Concurrently, the coccidiosis infection was treated by mixing a sulfonomide powder into the birds drinking water which they drank for 3 days followed by 3 days clear water and then another 3 days on treated water.

Rapid improvement in the flocks health, appetite and production quickly followed.

While this strategy has been effective for the acute phase, we are about to try a tactic (new to us), for the long term control, maybe even eradication of, red mite.

This involves the use of diatomaceous earth (aka diatomite or kieselgur) which is made from the fossilised remains of a type of hard shelled algae crushed to a fine white powder (particle size 10 to 200 microns) which, to us, feels like talcum powder, but to red mite is razor sharp and lacerates their waxy exoskeleton and absorbs all their fluids & lipids, dehydrating them to death.

See? I have no mercy now.

It is harmless to the birds and can even be given in their feed to destroy internal parasites.

All this should get us well back on top of the situation. I still feel bad though, and I'm going to kick myself round the block a few times and never evva evva, go away on holiday, evva, again. Not EVVA.


Kate said...

You took a blowtorch to a wooden hut?? Eeek - I had to stop reading at that point... my life's work is in a wooden hut...

looby said...

Oh no... poor birds! SDorry to hear that, although the violence of the remedies does compensate somewhat for the damage they've inflicted upon the chickens.

clodhopper said...

Kate: I'd back up my life's work in a not wooden hut. Speshully if I'm around.

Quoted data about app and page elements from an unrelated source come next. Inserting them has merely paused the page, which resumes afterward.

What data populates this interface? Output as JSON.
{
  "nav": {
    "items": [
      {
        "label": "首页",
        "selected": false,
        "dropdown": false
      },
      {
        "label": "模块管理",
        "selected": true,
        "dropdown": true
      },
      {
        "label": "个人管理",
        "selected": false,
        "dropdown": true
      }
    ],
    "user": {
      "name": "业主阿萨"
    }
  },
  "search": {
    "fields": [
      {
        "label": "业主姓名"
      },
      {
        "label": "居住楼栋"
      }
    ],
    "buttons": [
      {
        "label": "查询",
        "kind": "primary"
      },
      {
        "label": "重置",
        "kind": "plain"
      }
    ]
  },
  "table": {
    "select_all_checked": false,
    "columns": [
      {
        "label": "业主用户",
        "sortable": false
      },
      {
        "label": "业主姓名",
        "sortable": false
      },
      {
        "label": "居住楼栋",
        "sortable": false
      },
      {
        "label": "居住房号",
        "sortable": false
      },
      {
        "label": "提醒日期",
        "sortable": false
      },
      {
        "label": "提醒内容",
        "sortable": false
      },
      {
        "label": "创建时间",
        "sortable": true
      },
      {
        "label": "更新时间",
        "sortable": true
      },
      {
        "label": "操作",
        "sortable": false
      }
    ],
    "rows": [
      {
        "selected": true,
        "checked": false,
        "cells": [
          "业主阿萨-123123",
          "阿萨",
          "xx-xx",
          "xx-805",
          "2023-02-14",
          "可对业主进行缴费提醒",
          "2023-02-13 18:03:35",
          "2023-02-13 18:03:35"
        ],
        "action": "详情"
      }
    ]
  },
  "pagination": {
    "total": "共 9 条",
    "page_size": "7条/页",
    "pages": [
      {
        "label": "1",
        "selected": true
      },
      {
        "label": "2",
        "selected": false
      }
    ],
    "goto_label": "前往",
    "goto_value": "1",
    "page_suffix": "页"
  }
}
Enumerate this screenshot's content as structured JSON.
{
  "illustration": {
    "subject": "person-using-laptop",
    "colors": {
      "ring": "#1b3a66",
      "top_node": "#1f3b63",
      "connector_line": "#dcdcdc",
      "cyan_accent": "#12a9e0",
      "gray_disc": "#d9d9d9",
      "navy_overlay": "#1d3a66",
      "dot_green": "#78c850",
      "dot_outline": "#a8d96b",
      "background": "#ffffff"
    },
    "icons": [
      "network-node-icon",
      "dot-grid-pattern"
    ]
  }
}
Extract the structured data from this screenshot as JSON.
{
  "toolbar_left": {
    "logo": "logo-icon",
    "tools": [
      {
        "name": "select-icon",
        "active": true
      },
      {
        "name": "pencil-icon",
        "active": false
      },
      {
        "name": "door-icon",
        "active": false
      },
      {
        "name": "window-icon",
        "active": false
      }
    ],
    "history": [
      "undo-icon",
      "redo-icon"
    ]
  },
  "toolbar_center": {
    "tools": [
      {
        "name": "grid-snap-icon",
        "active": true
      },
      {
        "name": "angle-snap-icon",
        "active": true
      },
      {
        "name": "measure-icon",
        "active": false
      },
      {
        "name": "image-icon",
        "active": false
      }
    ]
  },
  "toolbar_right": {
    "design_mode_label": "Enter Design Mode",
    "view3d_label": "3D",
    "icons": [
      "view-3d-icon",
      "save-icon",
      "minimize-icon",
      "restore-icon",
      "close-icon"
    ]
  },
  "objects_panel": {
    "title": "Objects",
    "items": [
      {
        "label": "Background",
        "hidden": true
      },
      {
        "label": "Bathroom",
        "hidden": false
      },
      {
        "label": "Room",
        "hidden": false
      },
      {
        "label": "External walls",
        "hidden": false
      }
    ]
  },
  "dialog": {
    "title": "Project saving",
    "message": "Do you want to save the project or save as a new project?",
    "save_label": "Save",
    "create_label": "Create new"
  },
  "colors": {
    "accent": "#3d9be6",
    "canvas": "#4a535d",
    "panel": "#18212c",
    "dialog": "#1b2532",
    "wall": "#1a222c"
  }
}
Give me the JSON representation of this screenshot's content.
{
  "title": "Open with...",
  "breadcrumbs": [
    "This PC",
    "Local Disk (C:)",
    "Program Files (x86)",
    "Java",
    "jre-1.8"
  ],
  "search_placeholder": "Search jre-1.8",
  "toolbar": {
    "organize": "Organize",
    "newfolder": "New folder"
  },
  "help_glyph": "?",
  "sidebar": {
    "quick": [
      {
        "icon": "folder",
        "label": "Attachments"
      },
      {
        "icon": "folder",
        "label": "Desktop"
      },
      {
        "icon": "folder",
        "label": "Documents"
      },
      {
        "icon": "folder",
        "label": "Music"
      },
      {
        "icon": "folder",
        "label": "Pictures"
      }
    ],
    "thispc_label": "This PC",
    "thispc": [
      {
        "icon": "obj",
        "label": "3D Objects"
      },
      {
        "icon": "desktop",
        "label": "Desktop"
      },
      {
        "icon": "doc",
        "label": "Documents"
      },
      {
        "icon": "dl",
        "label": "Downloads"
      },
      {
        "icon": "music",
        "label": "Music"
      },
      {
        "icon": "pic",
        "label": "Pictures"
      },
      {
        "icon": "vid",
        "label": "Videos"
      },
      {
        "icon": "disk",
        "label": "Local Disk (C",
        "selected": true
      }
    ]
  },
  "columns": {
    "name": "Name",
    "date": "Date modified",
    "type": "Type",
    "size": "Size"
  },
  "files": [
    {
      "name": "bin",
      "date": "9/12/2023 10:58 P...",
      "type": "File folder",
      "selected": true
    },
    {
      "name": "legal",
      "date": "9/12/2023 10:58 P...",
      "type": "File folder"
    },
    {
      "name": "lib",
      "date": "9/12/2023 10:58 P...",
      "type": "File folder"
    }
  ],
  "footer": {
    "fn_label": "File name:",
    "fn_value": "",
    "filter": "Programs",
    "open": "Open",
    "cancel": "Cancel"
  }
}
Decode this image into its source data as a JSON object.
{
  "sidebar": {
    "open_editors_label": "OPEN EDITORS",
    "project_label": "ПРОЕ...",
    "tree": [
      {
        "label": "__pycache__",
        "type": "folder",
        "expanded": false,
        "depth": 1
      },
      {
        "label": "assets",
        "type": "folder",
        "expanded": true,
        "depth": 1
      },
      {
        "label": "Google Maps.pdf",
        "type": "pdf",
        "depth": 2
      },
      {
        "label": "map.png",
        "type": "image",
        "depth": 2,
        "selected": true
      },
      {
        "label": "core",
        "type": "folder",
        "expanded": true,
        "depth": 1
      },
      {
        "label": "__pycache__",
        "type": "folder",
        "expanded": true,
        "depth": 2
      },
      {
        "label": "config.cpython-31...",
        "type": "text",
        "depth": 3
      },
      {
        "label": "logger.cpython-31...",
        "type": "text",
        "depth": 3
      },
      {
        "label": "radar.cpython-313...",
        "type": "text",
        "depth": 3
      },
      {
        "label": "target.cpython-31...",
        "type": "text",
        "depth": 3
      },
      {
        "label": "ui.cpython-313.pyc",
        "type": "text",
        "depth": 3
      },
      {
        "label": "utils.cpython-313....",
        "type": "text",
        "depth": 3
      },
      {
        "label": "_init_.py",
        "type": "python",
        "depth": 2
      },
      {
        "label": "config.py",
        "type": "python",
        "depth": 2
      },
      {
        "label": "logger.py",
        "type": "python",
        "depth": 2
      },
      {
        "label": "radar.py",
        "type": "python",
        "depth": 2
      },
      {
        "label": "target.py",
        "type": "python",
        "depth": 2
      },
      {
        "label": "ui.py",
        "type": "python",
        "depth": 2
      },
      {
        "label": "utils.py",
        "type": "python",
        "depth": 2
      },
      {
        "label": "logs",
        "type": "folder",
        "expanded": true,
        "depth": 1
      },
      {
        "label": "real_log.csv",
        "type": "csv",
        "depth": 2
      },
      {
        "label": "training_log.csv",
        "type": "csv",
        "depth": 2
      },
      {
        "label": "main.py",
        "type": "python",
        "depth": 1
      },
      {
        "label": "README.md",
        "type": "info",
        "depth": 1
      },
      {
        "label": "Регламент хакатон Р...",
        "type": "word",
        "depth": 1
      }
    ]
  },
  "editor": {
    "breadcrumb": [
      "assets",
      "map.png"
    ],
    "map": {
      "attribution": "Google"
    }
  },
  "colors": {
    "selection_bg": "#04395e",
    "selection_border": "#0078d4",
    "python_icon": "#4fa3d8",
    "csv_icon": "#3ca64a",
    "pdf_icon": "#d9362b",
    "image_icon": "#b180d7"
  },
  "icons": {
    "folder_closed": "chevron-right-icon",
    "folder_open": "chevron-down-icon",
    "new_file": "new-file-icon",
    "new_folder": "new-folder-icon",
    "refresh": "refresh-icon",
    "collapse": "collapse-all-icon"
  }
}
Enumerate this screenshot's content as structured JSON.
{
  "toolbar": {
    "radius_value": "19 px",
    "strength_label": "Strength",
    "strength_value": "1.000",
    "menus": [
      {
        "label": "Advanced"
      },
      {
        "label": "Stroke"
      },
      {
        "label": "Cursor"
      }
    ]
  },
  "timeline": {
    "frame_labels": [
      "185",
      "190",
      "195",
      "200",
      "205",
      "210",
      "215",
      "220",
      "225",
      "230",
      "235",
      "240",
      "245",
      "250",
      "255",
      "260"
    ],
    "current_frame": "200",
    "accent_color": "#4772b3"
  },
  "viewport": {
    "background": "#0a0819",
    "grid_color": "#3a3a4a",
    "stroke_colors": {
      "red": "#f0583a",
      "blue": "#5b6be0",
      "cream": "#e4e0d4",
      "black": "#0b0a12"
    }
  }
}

Heh Looby, no creature was harmed in the making of that post; millions of the buggers were.

el. said...

wow. lol, i so love the way you write ^^

full on war it seems with these red mites.

Maurice Pennance said...

Hi El. Thanks. Yup full Arnie mode on these little varmints.

Scuba Nurse said...

here I was thinking owning chooks was a romantic notion for those with enough land and time to merrily scatter grain...
Fire, and mites and germs - Oh Boy!